Excerpts from an interface dataset

....................

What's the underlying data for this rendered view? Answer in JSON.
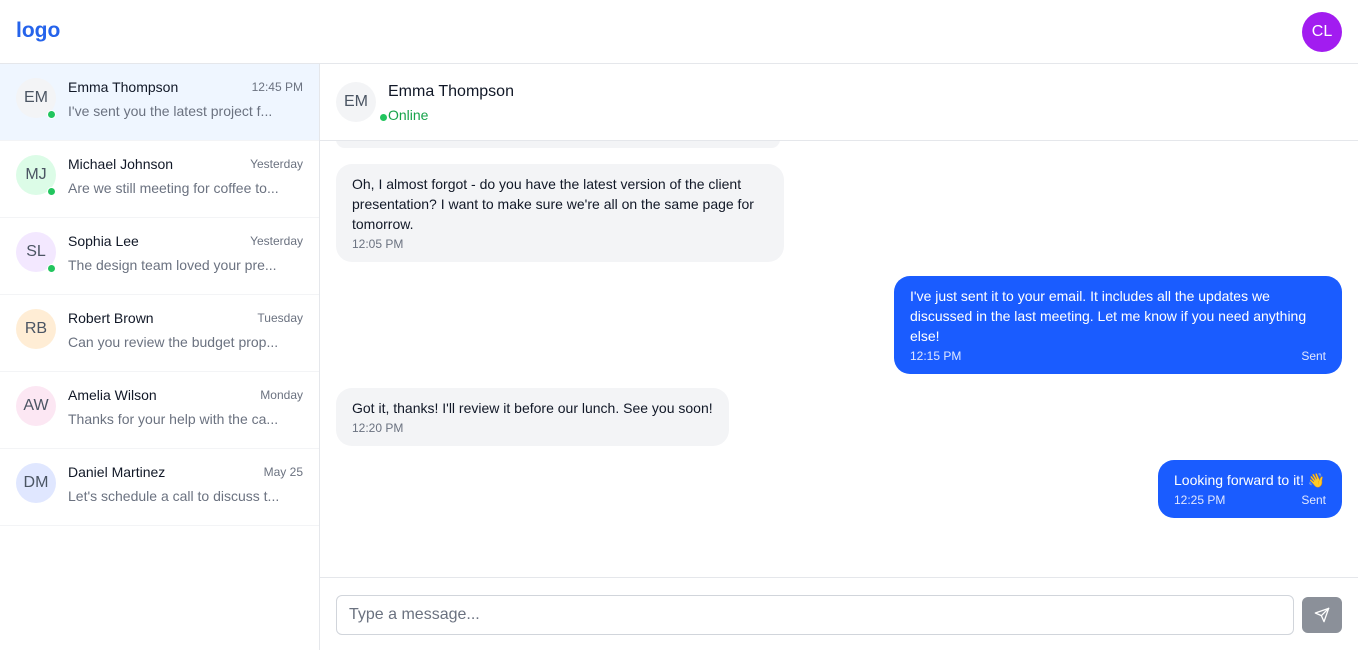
{
  "header": {
    "logo": "logo",
    "user_initials": "CL",
    "user_avatar_color": "#a21cf0"
  },
  "conversations": [
    {
      "initials": "EM",
      "name": "Emma Thompson",
      "time": "12:45 PM",
      "preview": "I've sent you the latest project f...",
      "online": true,
      "avatar_color": "#f3f4f6",
      "active": true
    },
    {
      "initials": "MJ",
      "name": "Michael Johnson",
      "time": "Yesterday",
      "preview": "Are we still meeting for coffee to...",
      "online": true,
      "avatar_color": "#dcfce7",
      "active": false
    },
    {
      "initials": "SL",
      "name": "Sophia Lee",
      "time": "Yesterday",
      "preview": "The design team loved your pre...",
      "online": true,
      "avatar_color": "#f3e8ff",
      "active": false
    },
    {
      "initials": "RB",
      "name": "Robert Brown",
      "time": "Tuesday",
      "preview": "Can you review the budget prop...",
      "online": false,
      "avatar_color": "#ffedd5",
      "active": false
    },
    {
      "initials": "AW",
      "name": "Amelia Wilson",
      "time": "Monday",
      "preview": "Thanks for your help with the ca...",
      "online": false,
      "avatar_color": "#fce7f3",
      "active": false
    },
    {
      "initials": "DM",
      "name": "Daniel Martinez",
      "time": "May 25",
      "preview": "Let's schedule a call to discuss t...",
      "online": false,
      "avatar_color": "#e0e7ff",
      "active": false
    }
  ],
  "chat": {
    "initials": "EM",
    "name": "Emma Thompson",
    "status": "Online",
    "messages": [
      {
        "direction": "in",
        "text": "Oh, I almost forgot - do you have the latest version of the client presentation? I want to make sure we're all on the same page for tomorrow.",
        "time": "12:05 PM",
        "status": ""
      },
      {
        "direction": "out",
        "text": "I've just sent it to your email. It includes all the updates we discussed in the last meeting. Let me know if you need anything else!",
        "time": "12:15 PM",
        "status": "Sent"
      },
      {
        "direction": "in",
        "text": "Got it, thanks! I'll review it before our lunch. See you soon!",
        "time": "12:20 PM",
        "status": ""
      },
      {
        "direction": "out",
        "text": "Looking forward to it! 👋",
        "time": "12:25 PM",
        "status": "Sent"
      }
    ]
  },
  "composer": {
    "placeholder": "Type a message...",
    "send_icon": "send-icon"
  },
  "colors": {
    "accent": "#2563eb",
    "outgoing_bubble": "#1a5cff",
    "incoming_bubble": "#f3f4f6",
    "online": "#22c55e"
  }
}
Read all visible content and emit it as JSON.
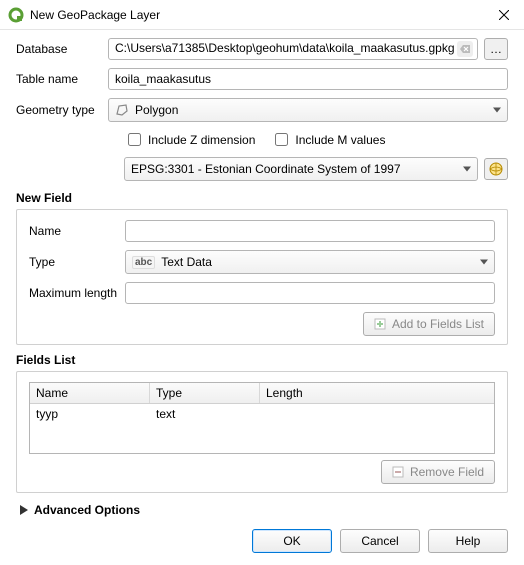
{
  "window": {
    "title": "New GeoPackage Layer"
  },
  "labels": {
    "database": "Database",
    "table_name": "Table name",
    "geometry_type": "Geometry type",
    "include_z": "Include Z dimension",
    "include_m": "Include M values",
    "new_field": "New Field",
    "name": "Name",
    "type": "Type",
    "max_length": "Maximum length",
    "add_to_fields": "Add to Fields List",
    "fields_list": "Fields List",
    "col_name": "Name",
    "col_type": "Type",
    "col_length": "Length",
    "remove_field": "Remove Field",
    "advanced": "Advanced Options",
    "ok": "OK",
    "cancel": "Cancel",
    "help": "Help",
    "browse": "…"
  },
  "values": {
    "database_path": "C:\\Users\\a71385\\Desktop\\geohum\\data\\koila_maakasutus.gpkg",
    "table_name": "koila_maakasutus",
    "geometry_type": "Polygon",
    "field_type": "Text Data",
    "crs": "EPSG:3301 - Estonian Coordinate System of 1997",
    "new_field_name": "",
    "new_field_maxlen": ""
  },
  "fields": [
    {
      "name": "tyyp",
      "type": "text",
      "length": ""
    }
  ]
}
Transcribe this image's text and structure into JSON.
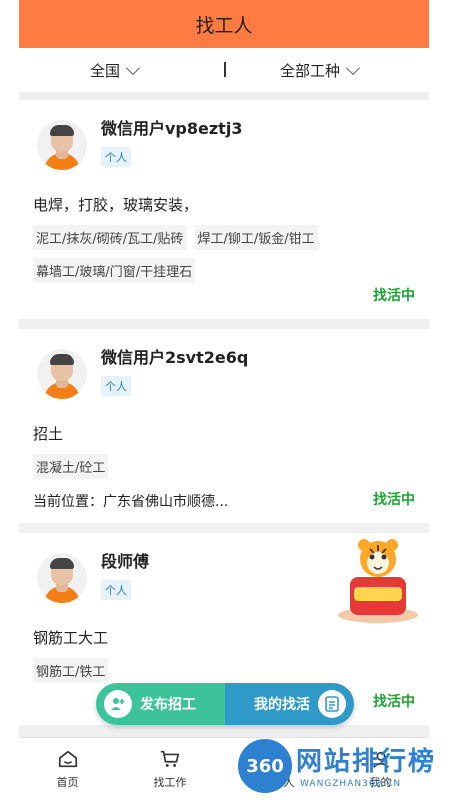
{
  "header": {
    "title": "找工人"
  },
  "filters": {
    "region": "全国",
    "trade": "全部工种"
  },
  "cards": [
    {
      "name": "微信用户vp8eztj3",
      "badge": "个人",
      "skills": "电焊，打胶，玻璃安装，",
      "tags": [
        "泥工/抹灰/砌砖/瓦工/贴砖",
        "焊工/铆工/钣金/钳工",
        "幕墙工/玻璃/门窗/干挂理石"
      ],
      "location": "",
      "status": "找活中"
    },
    {
      "name": "微信用户2svt2e6q",
      "badge": "个人",
      "skills": "招土",
      "tags": [
        "混凝土/砼工"
      ],
      "location": "当前位置：广东省佛山市顺德...",
      "status": "找活中"
    },
    {
      "name": "段师傅",
      "badge": "个人",
      "skills": "钢筋工大工",
      "tags": [
        "钢筋工/铁工"
      ],
      "location": "",
      "status": "找活中"
    }
  ],
  "fab": {
    "publish_label": "发布招工",
    "my_jobs_label": "我的找活"
  },
  "nav": {
    "home": "首页",
    "find_work": "找工作",
    "find_workers": "找工人",
    "mine": "我的"
  },
  "watermark": {
    "badge": "360",
    "title": "网站排行榜",
    "subtitle": "WANGZHAN360.CN"
  },
  "colors": {
    "header": "#ff7b42",
    "status": "#19a533",
    "publish": "#3cc39a",
    "my_jobs": "#2f9ac8"
  }
}
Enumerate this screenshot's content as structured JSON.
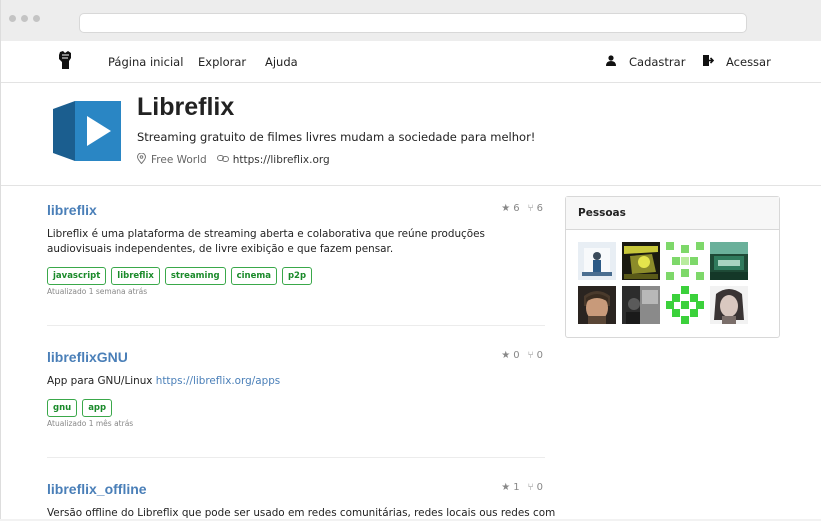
{
  "nav": {
    "home": "Página inicial",
    "explore": "Explorar",
    "help": "Ajuda",
    "register": "Cadastrar",
    "login": "Acessar"
  },
  "org": {
    "name": "Libreflix",
    "description": "Streaming gratuito de filmes livres mudam a sociedade para melhor!",
    "location": "Free World",
    "website": "https://libreflix.org"
  },
  "repos": [
    {
      "name": "libreflix",
      "stars": "6",
      "forks": "6",
      "description": "Libreflix é uma plataforma de streaming aberta e colaborativa que reúne produções audiovisuais independentes, de livre exibição e que fazem pensar.",
      "link": "",
      "tags": [
        "javascript",
        "libreflix",
        "streaming",
        "cinema",
        "p2p"
      ],
      "updated": "Atualizado 1 semana atrás"
    },
    {
      "name": "libreflixGNU",
      "stars": "0",
      "forks": "0",
      "description": "App para GNU/Linux ",
      "link": "https://libreflix.org/apps",
      "tags": [
        "gnu",
        "app"
      ],
      "updated": "Atualizado 1 mês atrás"
    },
    {
      "name": "libreflix_offline",
      "stars": "1",
      "forks": "0",
      "description": "Versão offline do Libreflix que pode ser usado em redes comunitárias, redes locais ous redes com",
      "link": "",
      "tags": [],
      "updated": ""
    }
  ],
  "people": {
    "title": "Pessoas"
  },
  "colors": {
    "link": "#4a7fb8",
    "tag": "#1a8a2a",
    "logo_blue": "#2a7fb8"
  }
}
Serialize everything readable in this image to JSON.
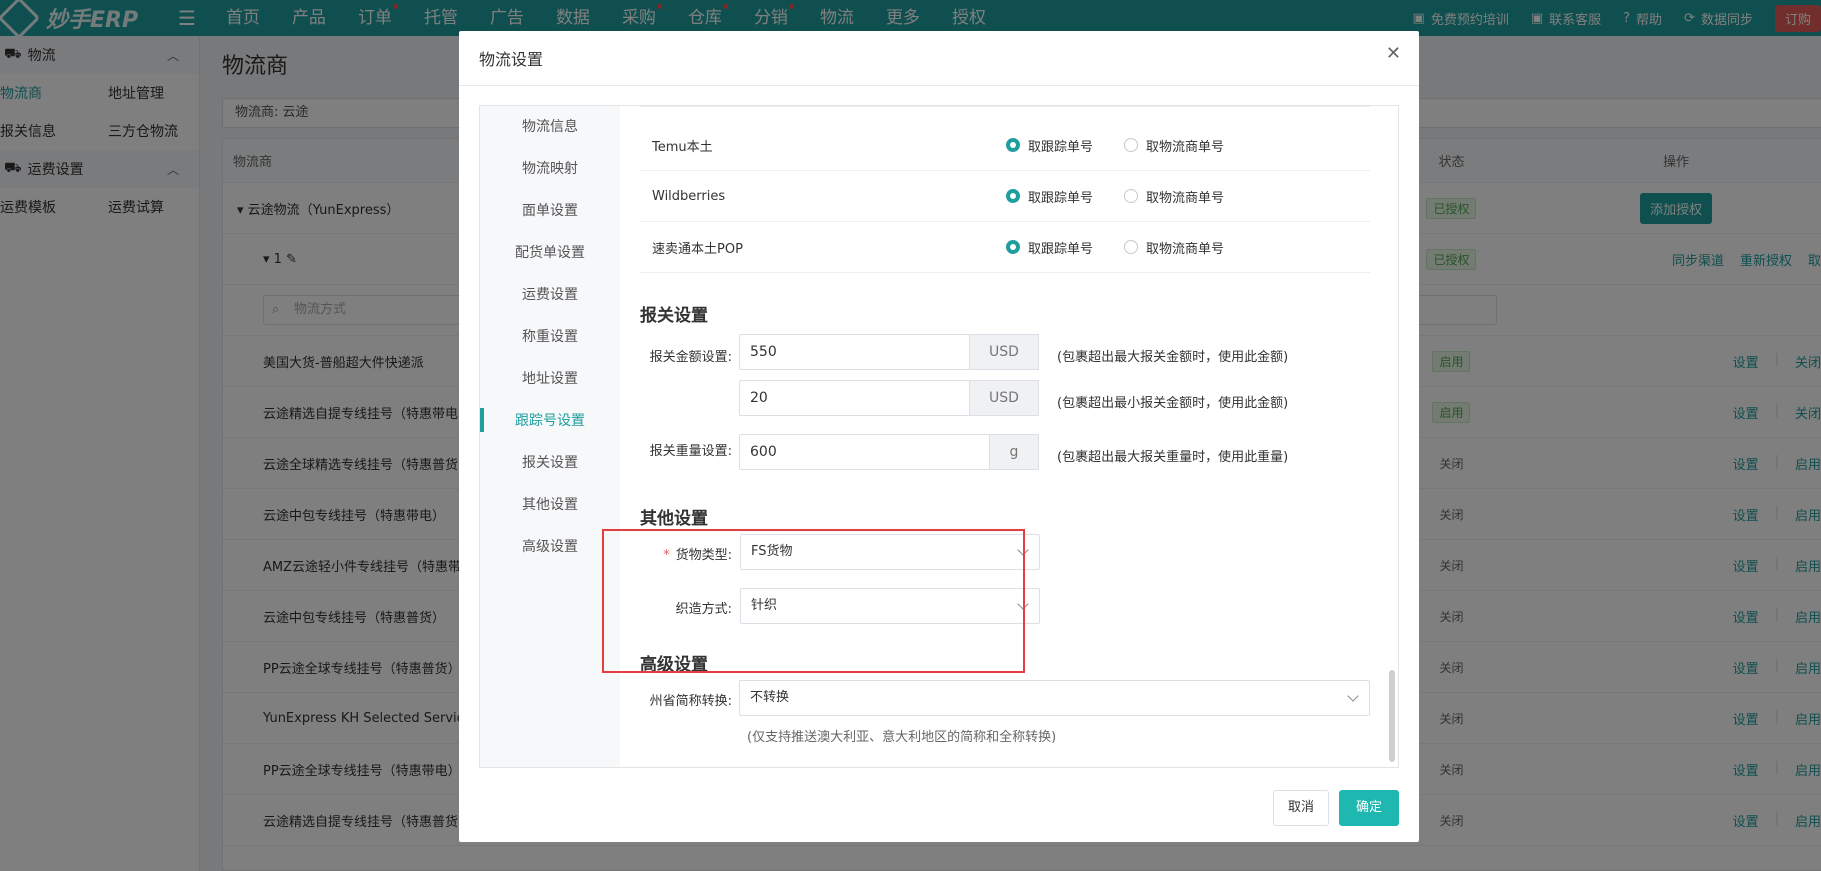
{
  "topbar": {
    "logo": "妙手ERP",
    "nav": [
      "首页",
      "产品",
      "订单",
      "托管",
      "广告",
      "数据",
      "采购",
      "仓库",
      "分销",
      "物流",
      "更多",
      "授权"
    ],
    "nav_dots": [
      false,
      false,
      true,
      false,
      false,
      false,
      true,
      true,
      true,
      false,
      false,
      false
    ],
    "right": [
      "免费预约培训",
      "联系客服",
      "帮助",
      "数据同步"
    ],
    "order": "订购"
  },
  "sidebar": {
    "group1": "物流",
    "rows1": [
      [
        "物流商",
        "地址管理"
      ],
      [
        "报关信息",
        "三方仓物流"
      ]
    ],
    "group2": "运费设置",
    "rows2": [
      [
        "运费模板",
        "运费试算"
      ]
    ]
  },
  "main": {
    "title": "物流商",
    "filter": "物流商:  云途",
    "thead": {
      "name": "物流商",
      "status": "状态",
      "ops": "操作"
    },
    "provider": "云途物流（YunExpress）",
    "provider_status": "已授权",
    "add_auth": "添加授权",
    "account": "1",
    "account_status": "已授权",
    "account_ops": [
      "同步渠道",
      "重新授权",
      "取"
    ],
    "search_placeholder": "物流方式",
    "rows": [
      {
        "name": "美国大货-普船超大件快递派",
        "status": "启用",
        "op1": "设置",
        "op2": "关闭"
      },
      {
        "name": "云途精选自提专线挂号（特惠带电",
        "status": "启用",
        "op1": "设置",
        "op2": "关闭"
      },
      {
        "name": "云途全球精选专线挂号（特惠普货",
        "status": "关闭",
        "op1": "设置",
        "op2": "启用"
      },
      {
        "name": "云途中包专线挂号（特惠带电）",
        "status": "关闭",
        "op1": "设置",
        "op2": "启用"
      },
      {
        "name": "AMZ云途轻小件专线挂号（特惠带",
        "status": "关闭",
        "op1": "设置",
        "op2": "启用"
      },
      {
        "name": "云途中包专线挂号（特惠普货）",
        "status": "关闭",
        "op1": "设置",
        "op2": "启用"
      },
      {
        "name": "PP云途全球专线挂号（特惠普货）",
        "status": "关闭",
        "op1": "设置",
        "op2": "启用"
      },
      {
        "name": "YunExpress KH Selected Service",
        "status": "关闭",
        "op1": "设置",
        "op2": "启用"
      },
      {
        "name": "PP云途全球专线挂号（特惠带电）",
        "status": "关闭",
        "op1": "设置",
        "op2": "启用"
      },
      {
        "name": "云途精选自提专线挂号（特惠普货",
        "status": "关闭",
        "op1": "设置",
        "op2": "启用"
      }
    ]
  },
  "modal": {
    "title": "物流设置",
    "tabs": [
      "物流信息",
      "物流映射",
      "面单设置",
      "配货单设置",
      "运费设置",
      "称重设置",
      "地址设置",
      "跟踪号设置",
      "报关设置",
      "其他设置",
      "高级设置"
    ],
    "active_tab": 7,
    "mapping": [
      {
        "name": "Temu本土",
        "opt1": "取跟踪单号",
        "opt2": "取物流商单号"
      },
      {
        "name": "Wildberries",
        "opt1": "取跟踪单号",
        "opt2": "取物流商单号"
      },
      {
        "name": "速卖通本土POP",
        "opt1": "取跟踪单号",
        "opt2": "取物流商单号"
      }
    ],
    "customs": {
      "title": "报关设置",
      "amount_label": "报关金额设置:",
      "max_value": "550",
      "max_unit": "USD",
      "max_hint": "(包裹超出最大报关金额时，使用此金额)",
      "min_value": "20",
      "min_unit": "USD",
      "min_hint": "(包裹超出最小报关金额时，使用此金额)",
      "weight_label": "报关重量设置:",
      "weight_value": "600",
      "weight_unit": "g",
      "weight_hint": "(包裹超出最大报关重量时，使用此重量)"
    },
    "other": {
      "title": "其他设置",
      "cargo_label": "货物类型:",
      "cargo_value": "FS货物",
      "weave_label": "织造方式:",
      "weave_value": "针织"
    },
    "advanced": {
      "title": "高级设置",
      "state_label": "州省简称转换:",
      "state_value": "不转换",
      "state_note": "(仅支持推送澳大利亚、意大利地区的简称和全称转换)"
    },
    "cancel": "取消",
    "confirm": "确定"
  },
  "colors": {
    "accent": "#1f9e9e",
    "highlight": "#e53e3e"
  }
}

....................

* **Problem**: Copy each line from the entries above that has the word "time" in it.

* **Completed task**:
      "time": "12:45 PM",
      "time": "Yesterday",
      "time": "Yesterday",
      "time": "Tuesday",
      "time": "Monday",
      "time": "May 25",
        "time": "12:05 PM",
        "time": "12:15 PM",
        "time": "12:20 PM",
        "time": "12:25 PM",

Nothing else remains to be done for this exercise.